> Exercise prompt:
Find every line below where the string "title" shows up, and copy those lines.

> Supplied records:

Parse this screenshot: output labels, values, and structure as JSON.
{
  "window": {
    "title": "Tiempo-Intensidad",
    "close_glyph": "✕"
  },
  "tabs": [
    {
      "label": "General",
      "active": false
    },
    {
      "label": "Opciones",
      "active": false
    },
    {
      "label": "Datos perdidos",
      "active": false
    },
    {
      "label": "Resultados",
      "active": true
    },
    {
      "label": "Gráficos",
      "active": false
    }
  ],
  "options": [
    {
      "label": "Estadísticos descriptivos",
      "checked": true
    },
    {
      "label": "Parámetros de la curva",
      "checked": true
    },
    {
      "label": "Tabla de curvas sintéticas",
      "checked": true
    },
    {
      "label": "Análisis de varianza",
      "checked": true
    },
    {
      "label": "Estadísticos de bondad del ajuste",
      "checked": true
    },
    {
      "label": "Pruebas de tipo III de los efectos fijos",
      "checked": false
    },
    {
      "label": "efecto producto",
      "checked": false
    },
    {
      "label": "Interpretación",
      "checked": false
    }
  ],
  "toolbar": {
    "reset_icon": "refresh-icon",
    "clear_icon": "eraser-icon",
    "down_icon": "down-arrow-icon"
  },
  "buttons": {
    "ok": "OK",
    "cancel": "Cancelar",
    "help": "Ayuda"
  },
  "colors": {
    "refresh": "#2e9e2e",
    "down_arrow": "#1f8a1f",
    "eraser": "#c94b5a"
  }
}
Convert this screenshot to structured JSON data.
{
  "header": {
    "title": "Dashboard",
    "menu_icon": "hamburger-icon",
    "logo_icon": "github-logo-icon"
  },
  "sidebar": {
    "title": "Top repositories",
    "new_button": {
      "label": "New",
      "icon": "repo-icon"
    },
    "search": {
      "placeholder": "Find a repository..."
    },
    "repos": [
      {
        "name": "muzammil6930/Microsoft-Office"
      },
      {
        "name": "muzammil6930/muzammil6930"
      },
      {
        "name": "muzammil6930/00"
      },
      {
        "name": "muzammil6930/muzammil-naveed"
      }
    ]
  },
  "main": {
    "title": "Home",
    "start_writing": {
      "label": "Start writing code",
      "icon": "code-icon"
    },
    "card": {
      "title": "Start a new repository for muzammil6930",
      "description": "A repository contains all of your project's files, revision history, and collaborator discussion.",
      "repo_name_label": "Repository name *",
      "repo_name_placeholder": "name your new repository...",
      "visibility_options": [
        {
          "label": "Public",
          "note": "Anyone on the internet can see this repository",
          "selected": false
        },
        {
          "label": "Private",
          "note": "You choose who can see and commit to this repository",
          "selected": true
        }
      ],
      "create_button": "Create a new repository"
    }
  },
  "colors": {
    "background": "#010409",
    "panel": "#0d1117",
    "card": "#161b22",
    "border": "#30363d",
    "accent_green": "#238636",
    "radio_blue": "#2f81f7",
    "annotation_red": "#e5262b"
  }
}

> Solution to this problem:
    "title": "Tiempo-Intensidad",
    "title": "Dashboard",
    "title": "Top repositories",
    "title": "Home",
      "title": "Start a new repository for muzammil6930",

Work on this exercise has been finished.